Ruben Candia Amarilla, a former attorney general, was sworn in Saturday after Lugo accepted Carlos Filizzola's resignation in the wake of the violence in the northeastern province of Canindeyu, which borders Brazil.
The leftist president also accepted the resignation of National Police chief Gen. Paulino Rojas, who has been replaced on an interim basis by Arnaldo Sanabria Moran, the president's office said.
Friday's gun battle, in which dozens more were wounded, took place on the Morumbi property, a spread of 2,000 hectares (4,938 acres) located some 380 kilometers (236 miles) northeast of Asuncion.
Authorities had sent more than 300 police officers backed by helicopters to clear the peasants off the estate, pursuant to a court order obtained by Morumbi's owner, prominent politician and businessman Blas N. Riquelme.
Some of the armed peasants subsequently withdrew into a wooded area, where they were surrounded by police.
On Friday, Filizzola, who had initially said seven police were killed, attributed the violence to "peasants of various origins ... who have acted in previous occupations of the Morumbi estate and in the assault on the prosecutor's office in Curuguaty."

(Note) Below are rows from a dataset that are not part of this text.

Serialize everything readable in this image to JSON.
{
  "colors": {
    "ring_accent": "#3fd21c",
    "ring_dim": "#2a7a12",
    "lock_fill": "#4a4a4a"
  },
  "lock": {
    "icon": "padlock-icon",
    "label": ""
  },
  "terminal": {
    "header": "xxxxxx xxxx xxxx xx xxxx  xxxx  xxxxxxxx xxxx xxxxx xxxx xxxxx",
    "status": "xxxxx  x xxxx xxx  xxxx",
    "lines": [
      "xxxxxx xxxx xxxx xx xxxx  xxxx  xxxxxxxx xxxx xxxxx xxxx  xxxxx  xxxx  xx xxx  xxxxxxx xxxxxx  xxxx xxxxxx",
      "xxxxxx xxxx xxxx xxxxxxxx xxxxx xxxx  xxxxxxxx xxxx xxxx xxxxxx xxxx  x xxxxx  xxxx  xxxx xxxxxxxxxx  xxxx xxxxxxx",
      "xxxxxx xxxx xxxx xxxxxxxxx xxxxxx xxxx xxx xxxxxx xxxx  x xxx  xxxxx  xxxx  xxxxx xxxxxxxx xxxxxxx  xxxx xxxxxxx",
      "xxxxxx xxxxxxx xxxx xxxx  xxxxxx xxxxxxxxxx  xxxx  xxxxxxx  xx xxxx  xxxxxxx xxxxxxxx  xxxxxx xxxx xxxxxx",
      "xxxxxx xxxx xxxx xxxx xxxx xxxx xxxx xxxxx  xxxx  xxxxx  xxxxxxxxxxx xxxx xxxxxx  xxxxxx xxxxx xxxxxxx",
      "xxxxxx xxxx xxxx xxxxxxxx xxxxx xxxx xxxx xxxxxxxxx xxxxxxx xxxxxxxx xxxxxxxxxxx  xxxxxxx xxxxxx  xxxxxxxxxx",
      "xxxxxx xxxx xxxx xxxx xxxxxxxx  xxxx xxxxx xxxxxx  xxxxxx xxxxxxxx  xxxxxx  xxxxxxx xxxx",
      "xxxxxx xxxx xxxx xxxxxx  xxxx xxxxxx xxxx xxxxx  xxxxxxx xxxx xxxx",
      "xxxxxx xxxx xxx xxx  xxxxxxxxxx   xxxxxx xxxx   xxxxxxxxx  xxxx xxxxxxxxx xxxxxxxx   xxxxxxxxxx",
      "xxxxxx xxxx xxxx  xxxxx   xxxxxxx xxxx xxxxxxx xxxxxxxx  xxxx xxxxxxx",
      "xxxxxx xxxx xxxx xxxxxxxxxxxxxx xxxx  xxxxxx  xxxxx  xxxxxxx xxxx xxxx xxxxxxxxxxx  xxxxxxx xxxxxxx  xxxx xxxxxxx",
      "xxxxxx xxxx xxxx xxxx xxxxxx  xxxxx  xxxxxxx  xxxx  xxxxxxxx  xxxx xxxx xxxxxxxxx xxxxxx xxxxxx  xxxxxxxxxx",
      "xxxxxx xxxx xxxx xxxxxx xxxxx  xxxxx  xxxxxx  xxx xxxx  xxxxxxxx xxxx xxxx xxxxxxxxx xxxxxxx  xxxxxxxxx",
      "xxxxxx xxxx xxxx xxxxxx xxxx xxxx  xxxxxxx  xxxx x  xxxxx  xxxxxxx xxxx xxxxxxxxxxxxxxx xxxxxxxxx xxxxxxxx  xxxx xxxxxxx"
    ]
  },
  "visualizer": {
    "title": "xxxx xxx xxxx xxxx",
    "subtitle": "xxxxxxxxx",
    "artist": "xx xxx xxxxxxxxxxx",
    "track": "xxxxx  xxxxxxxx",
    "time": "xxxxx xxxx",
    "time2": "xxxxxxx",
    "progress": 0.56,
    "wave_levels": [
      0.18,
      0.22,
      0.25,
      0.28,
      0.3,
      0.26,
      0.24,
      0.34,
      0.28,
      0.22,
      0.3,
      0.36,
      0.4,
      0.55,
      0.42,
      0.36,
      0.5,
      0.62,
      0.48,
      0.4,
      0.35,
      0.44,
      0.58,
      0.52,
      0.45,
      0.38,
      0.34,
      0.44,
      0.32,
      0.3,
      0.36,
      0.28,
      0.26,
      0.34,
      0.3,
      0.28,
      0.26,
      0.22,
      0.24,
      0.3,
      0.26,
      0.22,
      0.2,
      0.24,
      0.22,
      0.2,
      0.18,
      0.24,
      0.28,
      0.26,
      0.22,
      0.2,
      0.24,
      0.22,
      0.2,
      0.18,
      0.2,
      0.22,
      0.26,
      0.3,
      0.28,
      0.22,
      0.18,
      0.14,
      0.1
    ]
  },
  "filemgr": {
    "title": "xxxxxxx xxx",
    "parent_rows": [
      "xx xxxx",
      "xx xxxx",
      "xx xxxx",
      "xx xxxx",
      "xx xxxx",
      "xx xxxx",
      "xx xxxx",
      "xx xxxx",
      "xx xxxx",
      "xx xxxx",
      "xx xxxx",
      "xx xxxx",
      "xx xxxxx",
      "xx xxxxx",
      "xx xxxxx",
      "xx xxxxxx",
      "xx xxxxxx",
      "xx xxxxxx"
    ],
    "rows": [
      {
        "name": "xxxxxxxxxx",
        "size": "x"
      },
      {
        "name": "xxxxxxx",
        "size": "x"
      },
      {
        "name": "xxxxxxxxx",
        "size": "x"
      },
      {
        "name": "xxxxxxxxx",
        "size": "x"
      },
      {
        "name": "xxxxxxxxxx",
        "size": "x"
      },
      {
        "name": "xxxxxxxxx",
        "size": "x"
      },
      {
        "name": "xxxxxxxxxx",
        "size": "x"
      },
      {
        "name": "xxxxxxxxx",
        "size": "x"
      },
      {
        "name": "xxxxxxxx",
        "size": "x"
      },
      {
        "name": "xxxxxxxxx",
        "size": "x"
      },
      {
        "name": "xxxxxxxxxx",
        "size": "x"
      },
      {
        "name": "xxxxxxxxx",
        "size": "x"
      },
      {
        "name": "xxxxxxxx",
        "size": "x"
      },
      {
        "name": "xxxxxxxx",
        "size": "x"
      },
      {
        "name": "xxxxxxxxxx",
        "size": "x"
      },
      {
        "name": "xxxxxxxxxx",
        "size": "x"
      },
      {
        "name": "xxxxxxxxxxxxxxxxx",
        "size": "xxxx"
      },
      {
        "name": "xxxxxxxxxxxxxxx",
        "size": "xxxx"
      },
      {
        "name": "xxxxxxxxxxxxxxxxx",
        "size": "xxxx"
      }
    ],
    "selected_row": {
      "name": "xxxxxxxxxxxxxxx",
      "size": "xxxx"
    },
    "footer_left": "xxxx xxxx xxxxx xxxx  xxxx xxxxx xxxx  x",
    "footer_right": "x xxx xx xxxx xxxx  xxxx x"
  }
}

He said the government had seen no indication that the shadowy EPP rebel group, which operates in the northeastern part of the country, had any part in Friday's incident.
Lugo said in an address to the nation Friday evening that he had deployed the army to support the police in the operation at the rural estate and help restore order.
Land occupations are common in central and northeastern Paraguay. The peasants usually target massive soy plantations owned by businessmen from neighboring Brazil.
Paraguay's Truth and Justice Commission said in a 2008 report that the 1954-1989 regime of dictator Alfredo Stroessner illegally awarded titles to nearly 6.75 million hectares (16.66 million acres) of land.
Those "ill-gotten" properties represent almost a third of the country's arable land, according to the commission. EFE